With the pictures set aside, reproduce each entry precisely as it reads.
□ □ □ □ □
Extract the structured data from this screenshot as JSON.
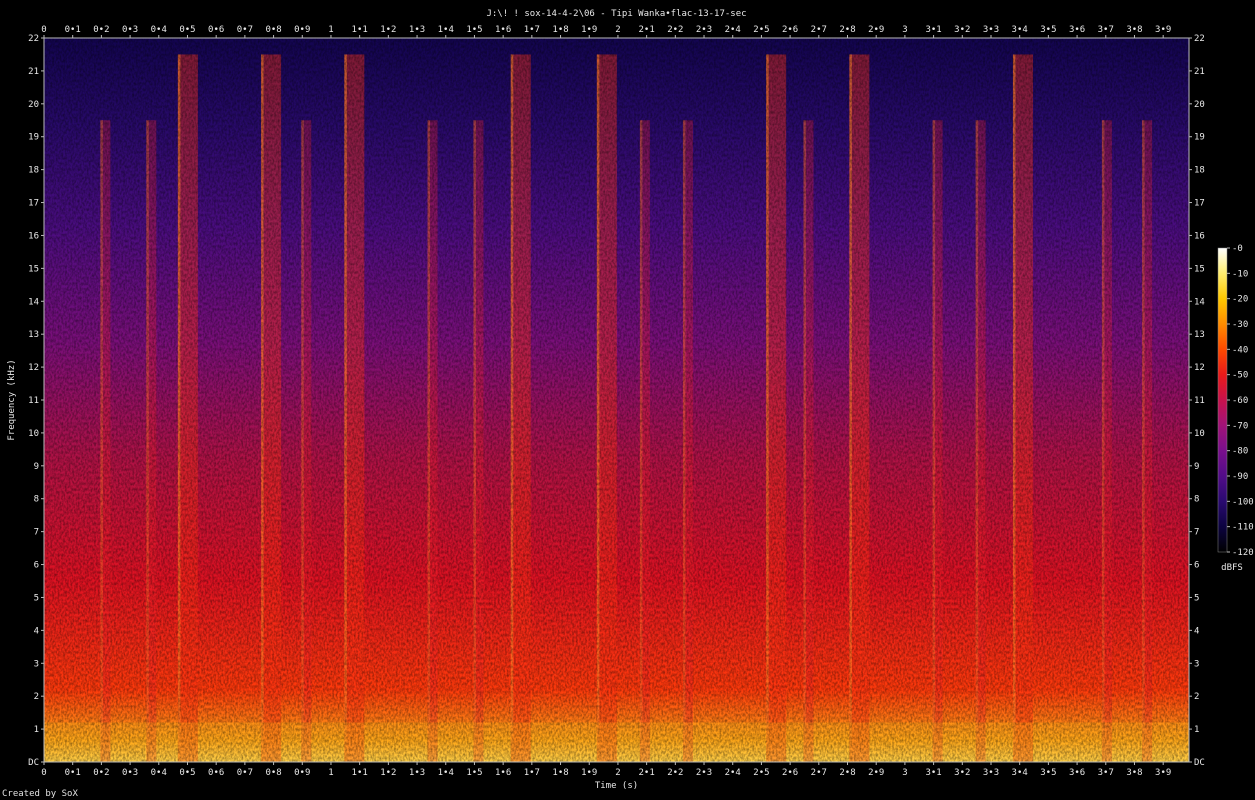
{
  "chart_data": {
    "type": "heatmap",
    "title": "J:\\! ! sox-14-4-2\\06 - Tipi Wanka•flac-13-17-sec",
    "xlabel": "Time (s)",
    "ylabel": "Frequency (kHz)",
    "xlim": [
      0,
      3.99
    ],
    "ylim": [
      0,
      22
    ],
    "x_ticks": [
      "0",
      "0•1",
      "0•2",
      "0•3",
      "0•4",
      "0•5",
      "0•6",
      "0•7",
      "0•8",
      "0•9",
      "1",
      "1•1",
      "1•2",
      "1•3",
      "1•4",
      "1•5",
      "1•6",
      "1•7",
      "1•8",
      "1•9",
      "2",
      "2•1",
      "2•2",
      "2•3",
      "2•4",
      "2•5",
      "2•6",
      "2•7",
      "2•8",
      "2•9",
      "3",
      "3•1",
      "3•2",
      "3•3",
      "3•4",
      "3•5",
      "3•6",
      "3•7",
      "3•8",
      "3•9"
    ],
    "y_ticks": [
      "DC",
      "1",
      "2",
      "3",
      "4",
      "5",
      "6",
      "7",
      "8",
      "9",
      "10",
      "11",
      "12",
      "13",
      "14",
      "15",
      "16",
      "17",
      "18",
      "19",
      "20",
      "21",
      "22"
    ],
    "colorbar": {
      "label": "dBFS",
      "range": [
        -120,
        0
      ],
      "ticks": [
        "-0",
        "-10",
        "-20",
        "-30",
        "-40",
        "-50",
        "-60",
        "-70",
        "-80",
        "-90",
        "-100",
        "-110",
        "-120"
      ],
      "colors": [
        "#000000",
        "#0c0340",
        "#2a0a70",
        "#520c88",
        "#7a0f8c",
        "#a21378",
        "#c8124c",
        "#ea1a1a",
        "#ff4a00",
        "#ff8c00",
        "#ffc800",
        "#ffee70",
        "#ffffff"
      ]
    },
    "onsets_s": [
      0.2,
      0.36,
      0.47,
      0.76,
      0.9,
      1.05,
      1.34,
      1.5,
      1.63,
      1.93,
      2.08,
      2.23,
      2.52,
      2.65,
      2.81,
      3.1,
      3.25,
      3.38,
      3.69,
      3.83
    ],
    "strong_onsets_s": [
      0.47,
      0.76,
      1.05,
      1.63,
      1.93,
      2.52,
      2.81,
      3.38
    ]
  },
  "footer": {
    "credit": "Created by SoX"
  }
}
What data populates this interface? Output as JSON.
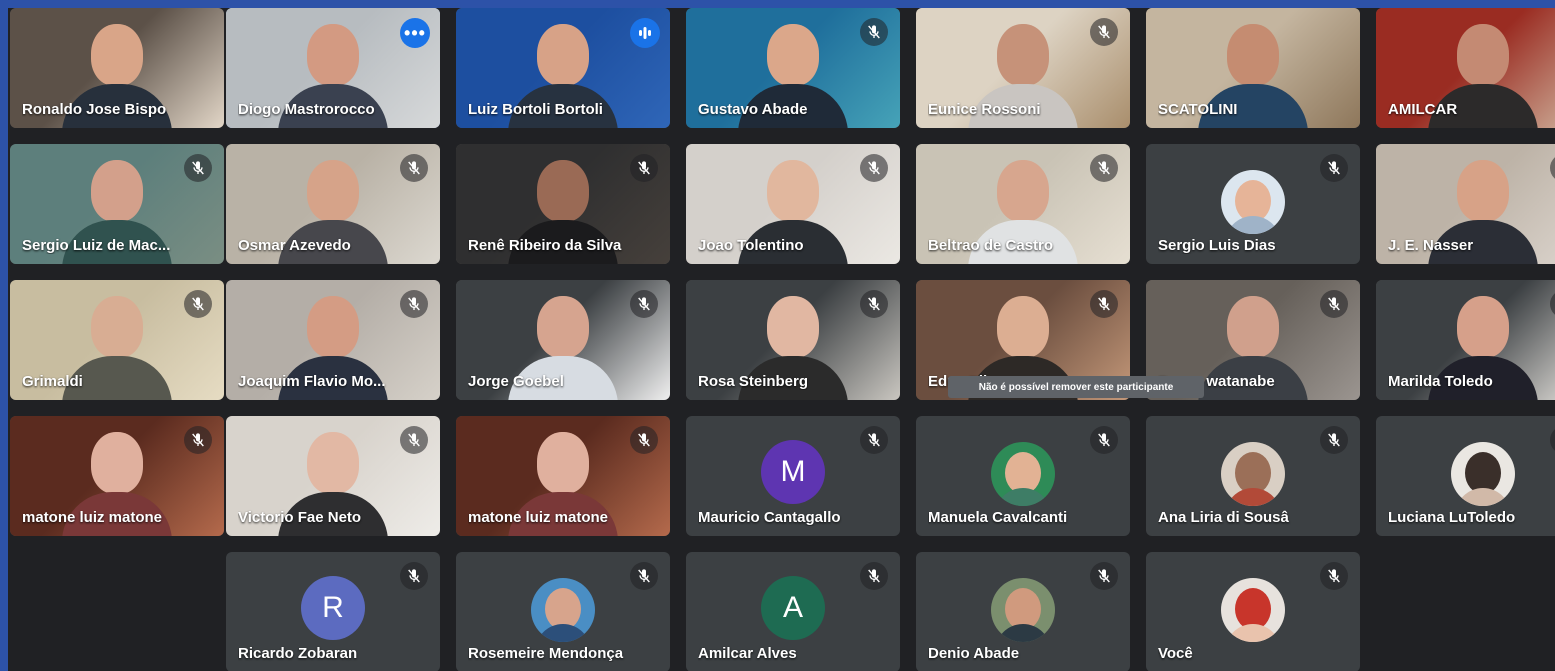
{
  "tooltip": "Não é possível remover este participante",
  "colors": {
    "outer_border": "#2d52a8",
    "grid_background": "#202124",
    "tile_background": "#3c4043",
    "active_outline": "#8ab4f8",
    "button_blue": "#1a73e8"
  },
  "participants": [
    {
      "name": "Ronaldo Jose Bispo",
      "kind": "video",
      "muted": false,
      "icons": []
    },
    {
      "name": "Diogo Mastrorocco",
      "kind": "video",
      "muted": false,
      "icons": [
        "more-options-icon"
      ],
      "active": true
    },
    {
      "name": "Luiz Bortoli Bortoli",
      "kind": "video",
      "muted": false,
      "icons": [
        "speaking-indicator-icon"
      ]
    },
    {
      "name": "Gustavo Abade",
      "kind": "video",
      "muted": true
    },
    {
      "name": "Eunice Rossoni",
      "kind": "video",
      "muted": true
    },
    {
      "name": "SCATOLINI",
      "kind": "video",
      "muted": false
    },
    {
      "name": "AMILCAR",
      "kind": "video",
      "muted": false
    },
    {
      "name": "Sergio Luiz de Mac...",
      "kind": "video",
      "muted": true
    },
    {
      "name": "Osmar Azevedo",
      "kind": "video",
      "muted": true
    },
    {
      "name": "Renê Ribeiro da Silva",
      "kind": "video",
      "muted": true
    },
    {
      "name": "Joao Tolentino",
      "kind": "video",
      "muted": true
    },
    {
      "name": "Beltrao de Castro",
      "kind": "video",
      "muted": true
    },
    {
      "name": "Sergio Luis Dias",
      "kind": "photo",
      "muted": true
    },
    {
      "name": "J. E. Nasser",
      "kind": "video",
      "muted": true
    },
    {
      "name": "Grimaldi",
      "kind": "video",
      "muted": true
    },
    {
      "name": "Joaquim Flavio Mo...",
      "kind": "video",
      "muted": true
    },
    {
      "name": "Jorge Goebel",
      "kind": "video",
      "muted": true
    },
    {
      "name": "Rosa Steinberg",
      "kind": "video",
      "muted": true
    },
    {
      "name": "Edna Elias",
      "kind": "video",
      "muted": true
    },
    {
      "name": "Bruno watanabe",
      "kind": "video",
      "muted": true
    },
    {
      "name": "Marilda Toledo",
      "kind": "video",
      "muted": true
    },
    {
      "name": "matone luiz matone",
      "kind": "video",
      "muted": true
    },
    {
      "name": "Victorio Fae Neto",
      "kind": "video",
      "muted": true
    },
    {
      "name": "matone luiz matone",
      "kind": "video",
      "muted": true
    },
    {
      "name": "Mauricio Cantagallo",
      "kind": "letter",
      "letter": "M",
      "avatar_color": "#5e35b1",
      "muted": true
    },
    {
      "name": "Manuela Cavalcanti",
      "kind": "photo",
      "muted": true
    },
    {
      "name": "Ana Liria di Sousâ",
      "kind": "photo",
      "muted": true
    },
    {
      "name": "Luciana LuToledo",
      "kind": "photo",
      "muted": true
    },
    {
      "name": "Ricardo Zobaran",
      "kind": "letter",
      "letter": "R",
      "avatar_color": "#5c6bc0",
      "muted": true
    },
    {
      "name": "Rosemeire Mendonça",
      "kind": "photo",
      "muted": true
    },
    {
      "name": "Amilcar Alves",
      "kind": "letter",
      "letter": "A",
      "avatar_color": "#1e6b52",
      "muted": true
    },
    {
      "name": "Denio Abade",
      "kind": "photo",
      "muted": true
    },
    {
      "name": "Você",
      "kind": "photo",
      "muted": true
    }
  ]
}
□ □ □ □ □
ANSWER FOR THIS EXERCISE =>
Extract the structured data from this screenshot as JSON.
{
  "chart_data": {
    "type": "heatmap",
    "title": "J:\\! ! sox-14-4-2\\06 - Tipi Wanka•flac-13-17-sec",
    "xlabel": "Time (s)",
    "ylabel": "Frequency (kHz)",
    "xlim": [
      0,
      3.99
    ],
    "ylim": [
      0,
      22
    ],
    "x_ticks": [
      "0",
      "0•1",
      "0•2",
      "0•3",
      "0•4",
      "0•5",
      "0•6",
      "0•7",
      "0•8",
      "0•9",
      "1",
      "1•1",
      "1•2",
      "1•3",
      "1•4",
      "1•5",
      "1•6",
      "1•7",
      "1•8",
      "1•9",
      "2",
      "2•1",
      "2•2",
      "2•3",
      "2•4",
      "2•5",
      "2•6",
      "2•7",
      "2•8",
      "2•9",
      "3",
      "3•1",
      "3•2",
      "3•3",
      "3•4",
      "3•5",
      "3•6",
      "3•7",
      "3•8",
      "3•9"
    ],
    "y_ticks": [
      "DC",
      "1",
      "2",
      "3",
      "4",
      "5",
      "6",
      "7",
      "8",
      "9",
      "10",
      "11",
      "12",
      "13",
      "14",
      "15",
      "16",
      "17",
      "18",
      "19",
      "20",
      "21",
      "22"
    ],
    "colorbar": {
      "label": "dBFS",
      "range": [
        -120,
        0
      ],
      "ticks": [
        "-0",
        "-10",
        "-20",
        "-30",
        "-40",
        "-50",
        "-60",
        "-70",
        "-80",
        "-90",
        "-100",
        "-110",
        "-120"
      ],
      "colors": [
        "#000000",
        "#0c0340",
        "#2a0a70",
        "#520c88",
        "#7a0f8c",
        "#a21378",
        "#c8124c",
        "#ea1a1a",
        "#ff4a00",
        "#ff8c00",
        "#ffc800",
        "#ffee70",
        "#ffffff"
      ]
    },
    "onsets_s": [
      0.2,
      0.36,
      0.47,
      0.76,
      0.9,
      1.05,
      1.34,
      1.5,
      1.63,
      1.93,
      2.08,
      2.23,
      2.52,
      2.65,
      2.81,
      3.1,
      3.25,
      3.38,
      3.69,
      3.83
    ],
    "strong_onsets_s": [
      0.47,
      0.76,
      1.05,
      1.63,
      1.93,
      2.52,
      2.81,
      3.38
    ]
  },
  "footer": {
    "credit": "Created by SoX"
  }
}
What data populates this interface? Output as JSON.
{
  "tooltip": "Não é possível remover este participante",
  "colors": {
    "outer_border": "#2d52a8",
    "grid_background": "#202124",
    "tile_background": "#3c4043",
    "active_outline": "#8ab4f8",
    "button_blue": "#1a73e8"
  },
  "participants": [
    {
      "name": "Ronaldo Jose Bispo",
      "kind": "video",
      "muted": false,
      "icons": []
    },
    {
      "name": "Diogo Mastrorocco",
      "kind": "video",
      "muted": false,
      "icons": [
        "more-options-icon"
      ],
      "active": true
    },
    {
      "name": "Luiz Bortoli Bortoli",
      "kind": "video",
      "muted": false,
      "icons": [
        "speaking-indicator-icon"
      ]
    },
    {
      "name": "Gustavo Abade",
      "kind": "video",
      "muted": true
    },
    {
      "name": "Eunice Rossoni",
      "kind": "video",
      "muted": true
    },
    {
      "name": "SCATOLINI",
      "kind": "video",
      "muted": false
    },
    {
      "name": "AMILCAR",
      "kind": "video",
      "muted": false
    },
    {
      "name": "Sergio Luiz de Mac...",
      "kind": "video",
      "muted": true
    },
    {
      "name": "Osmar Azevedo",
      "kind": "video",
      "muted": true
    },
    {
      "name": "Renê Ribeiro da Silva",
      "kind": "video",
      "muted": true
    },
    {
      "name": "Joao Tolentino",
      "kind": "video",
      "muted": true
    },
    {
      "name": "Beltrao de Castro",
      "kind": "video",
      "muted": true
    },
    {
      "name": "Sergio Luis Dias",
      "kind": "photo",
      "muted": true
    },
    {
      "name": "J. E. Nasser",
      "kind": "video",
      "muted": true
    },
    {
      "name": "Grimaldi",
      "kind": "video",
      "muted": true
    },
    {
      "name": "Joaquim Flavio Mo...",
      "kind": "video",
      "muted": true
    },
    {
      "name": "Jorge Goebel",
      "kind": "video",
      "muted": true
    },
    {
      "name": "Rosa Steinberg",
      "kind": "video",
      "muted": true
    },
    {
      "name": "Edna Elias",
      "kind": "video",
      "muted": true
    },
    {
      "name": "Bruno watanabe",
      "kind": "video",
      "muted": true
    },
    {
      "name": "Marilda Toledo",
      "kind": "video",
      "muted": true
    },
    {
      "name": "matone luiz matone",
      "kind": "video",
      "muted": true
    },
    {
      "name": "Victorio Fae Neto",
      "kind": "video",
      "muted": true
    },
    {
      "name": "matone luiz matone",
      "kind": "video",
      "muted": true
    },
    {
      "name": "Mauricio Cantagallo",
      "kind": "letter",
      "letter": "M",
      "avatar_color": "#5e35b1",
      "muted": true
    },
    {
      "name": "Manuela Cavalcanti",
      "kind": "photo",
      "muted": true
    },
    {
      "name": "Ana Liria di Sousâ",
      "kind": "photo",
      "muted": true
    },
    {
      "name": "Luciana LuToledo",
      "kind": "photo",
      "muted": true
    },
    {
      "name": "Ricardo Zobaran",
      "kind": "letter",
      "letter": "R",
      "avatar_color": "#5c6bc0",
      "muted": true
    },
    {
      "name": "Rosemeire Mendonça",
      "kind": "photo",
      "muted": true
    },
    {
      "name": "Amilcar Alves",
      "kind": "letter",
      "letter": "A",
      "avatar_color": "#1e6b52",
      "muted": true
    },
    {
      "name": "Denio Abade",
      "kind": "photo",
      "muted": true
    },
    {
      "name": "Você",
      "kind": "photo",
      "muted": true
    }
  ]
}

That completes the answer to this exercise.